So this is a new paradigm where the learner clearly is able to do many interesting things:

  1. She is able to take control of what she wants to learn and define a program similar/conformant to (but not so necessarily) university programs (PhD, MBA). These could be a CCNA course or a course in English language as well.
  2. She could be responding to an employer who has advertised (like OnPhD) and wants potential employees to be able to demonstrate their competencies through a short online interaction and network affirmation of competencies
  3. She is able to leverage an entire network of peers, experts and volunteers who will help her accomplish her goals
  4. She is able to leverage an entire body of open resources, communities and tools to accomplish her goals
  5. Potentially (like if she is doing this at P2PU), she may get a formal certification from a third party (who may treat all or part of this as Recognition of Prior Learning; or if an acknowledged expert puts her stamp of approval on the student’s competency for a particular job/task/level)
  6. And by laying a trail (like Lisa does in her annual update), she also helps encourage, demystify and “teach” learners after her to adopt and improve her practices and her networks.

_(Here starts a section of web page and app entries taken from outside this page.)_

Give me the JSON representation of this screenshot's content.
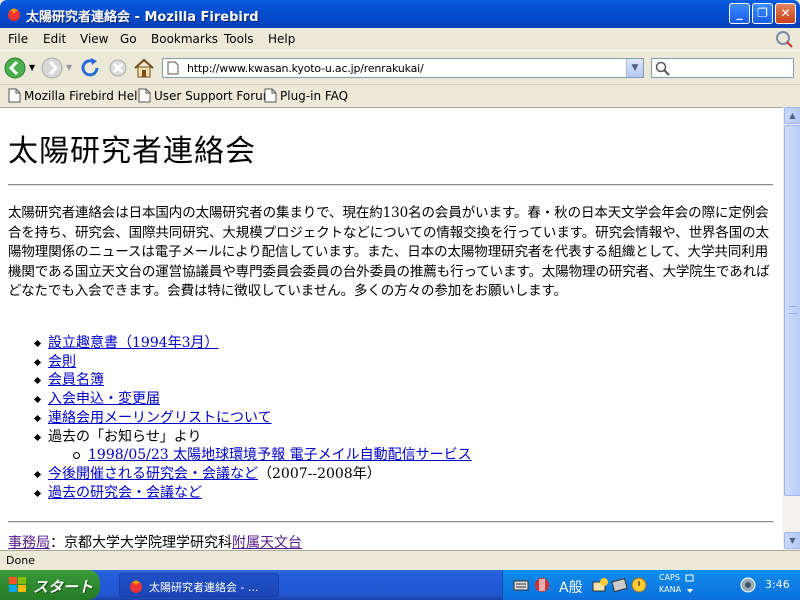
{
  "window": {
    "title": "太陽研究者連絡会 - Mozilla Firebird"
  },
  "menu": [
    "File",
    "Edit",
    "View",
    "Go",
    "Bookmarks",
    "Tools",
    "Help"
  ],
  "nav": {
    "url": "http://www.kwasan.kyoto-u.ac.jp/renrakukai/",
    "search_value": ""
  },
  "bookmarks": [
    "Mozilla Firebird Help",
    "User Support Forum",
    "Plug-in FAQ"
  ],
  "page": {
    "heading": "太陽研究者連絡会",
    "intro": "太陽研究者連絡会は日本国内の太陽研究者の集まりで、現在約130名の会員がいます。春・秋の日本天文学会年会の際に定例会合を持ち、研究会、国際共同研究、大規模プロジェクトなどについての情報交換を行っています。研究会情報や、世界各国の太陽物理関係のニュースは電子メールにより配信しています。また、日本の太陽物理研究者を代表する組織として、大学共同利用機関である国立天文台の運営協議員や専門委員会委員の台外委員の推薦も行っています。太陽物理の研究者、大学院生であればどなたでも入会できます。会費は特に徴収していません。多くの方々の参加をお願いします。",
    "links": {
      "item1": "設立趣意書（1994年3月）",
      "item2": "会則",
      "item3": "会員名簿",
      "item4": "入会申込・変更届",
      "item5": "連絡会用メーリングリストについて",
      "item6": "過去の「お知らせ」より",
      "sub1": "1998/05/23 太陽地球環境予報 電子メイル自動配信サービス",
      "item7_link": "今後開催される研究会・会議など",
      "item7_suffix": "（2007--2008年）",
      "item8": "過去の研究会・会議など"
    },
    "footer": {
      "office_link": "事務局",
      "office_text": "：京都大学大学院理学研究科",
      "obs_link": "附属天文台"
    }
  },
  "status": "Done",
  "taskbar": {
    "start": "スタート",
    "task": "太陽研究者連絡会 - ...",
    "ime_mode": "A般",
    "caps": "CAPS",
    "kana": "KANA",
    "clock": "3:46"
  }
}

The sheer power of pushing more accountability and responsibility towards the learner is immense. IMHO it is a critical contributor to resolving the problems of scale – decentralized, disaggregated systems of learning.

A lot of discussion needs to emerge around these models. For example, people who can assess competency (experts, employers, peers) are many. If they get empowered (like with Open Badges) to credential, we have a new educational model in place. If we can un-tether (partially) the professor from the institution, for example, how would that help? If we could empower local Guilds to assess competency, how would that work?